In general, in the interior of Greenland there has not been much change, but in the southern coastal area, up to three metres of ice mass has been lost over a period of 10 years during which these observations took place. The largest loss of up to 30 centimetres per year occurred over southern Greenland.

NASA’s GRACE has also produced quite worrying data from the Antarctic. In the 10-year period between 2003 and 2013, the Antarctic lost 90 gigatons of ice per year. This caused global sea-levels to rise by 0.25 millimetres annually.

Glaciers are also on the move in Antarctica. The highly dynamic Pine Island Glacier, which is located in the western Antarctic, is, in fact, a large ice stream. In other words, it is moving faster than the surrounding ice.

Satellite data shows that the speed of this glacier has increased dramatically from the late 1990s until the present. On 26 October 2011, NASA’s Operation IceBridge campaign made the first detailed measurements of a major iceberg calving event, which took place on the Pine Island Glacier.

The depth of the canyon which was created was between 50 and 60 metres and an average of 73 metres wide, which made it possible to fly through the ice canyon.

If these changes continue or increase, the rise in sea-levels will exceed the projected one-metre rise by the end of this century. This will have enormous consequences for all coastal cities, which will be highly vulnerable to storm surges and serious flooding.


• Father Sean McDonagh

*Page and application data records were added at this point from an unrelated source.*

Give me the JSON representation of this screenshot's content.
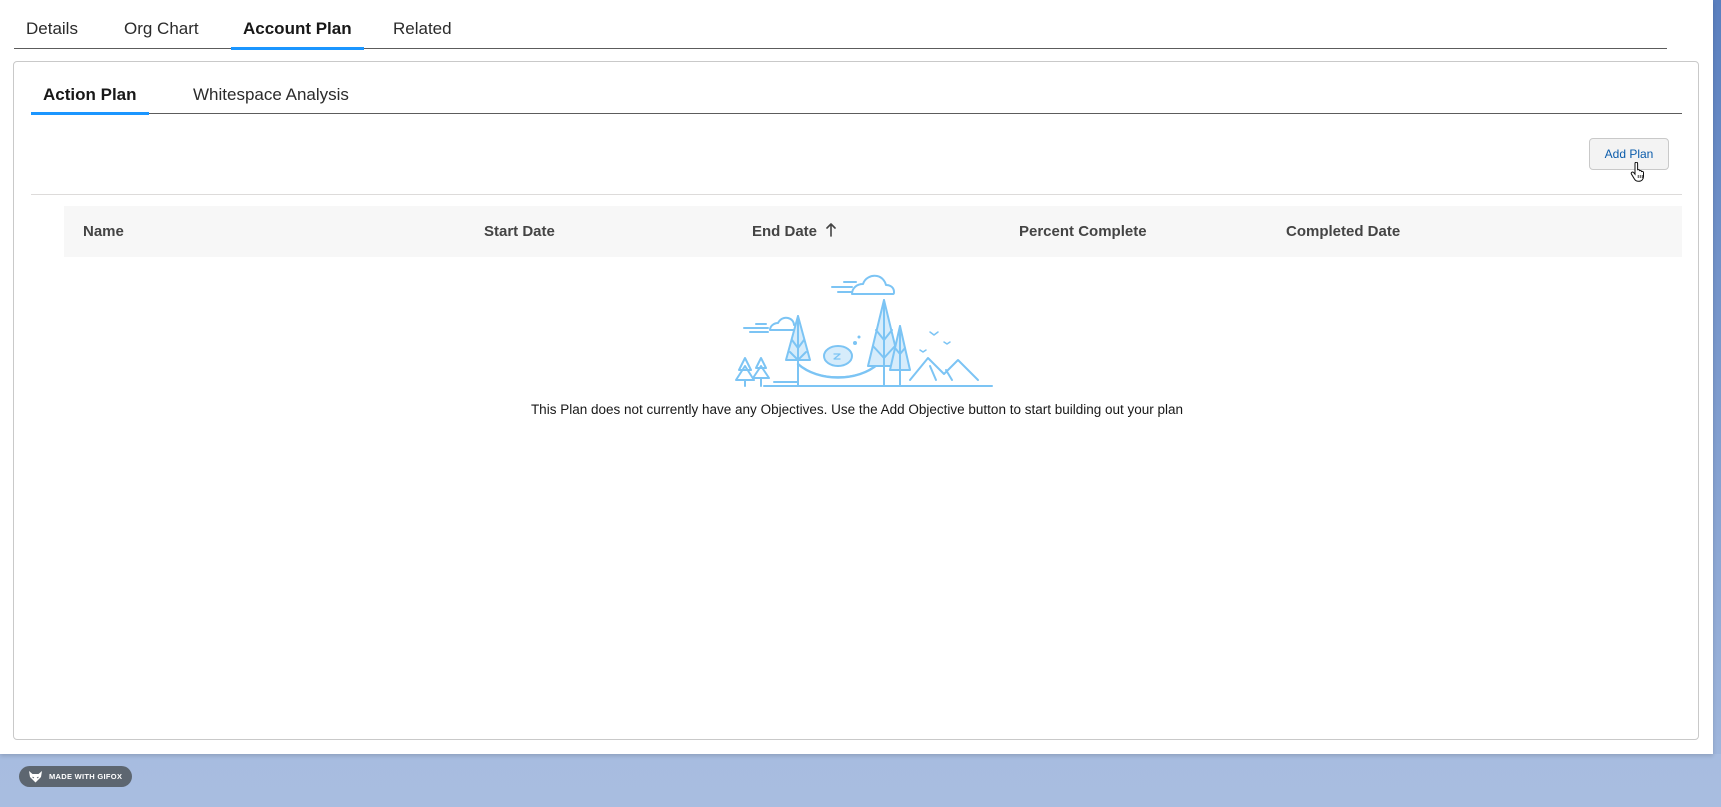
{
  "top_tabs": [
    {
      "label": "Details"
    },
    {
      "label": "Org Chart"
    },
    {
      "label": "Account Plan",
      "active": true
    },
    {
      "label": "Related"
    }
  ],
  "sub_tabs": [
    {
      "label": "Action Plan",
      "active": true
    },
    {
      "label": "Whitespace Analysis"
    }
  ],
  "toolbar": {
    "add_plan_label": "Add Plan"
  },
  "table": {
    "columns": [
      "Name",
      "Start Date",
      "End Date",
      "Percent Complete",
      "Completed Date"
    ],
    "sorted_column": "End Date",
    "sort_direction": "ascending",
    "rows": []
  },
  "empty_state": {
    "message": "This Plan does not currently have any Objectives. Use the Add Objective button to start building out your plan"
  },
  "watermark": {
    "label": "MADE WITH GIFOX"
  },
  "colors": {
    "accent": "#1b96ff",
    "link": "#0b5cab",
    "illustration": "#7cc4f4"
  }
}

(All the data used in this article is taken from the US Centre 2014 Hyperwall Science Stories, which was distributed during a seminar at the US Pavilion in Lima on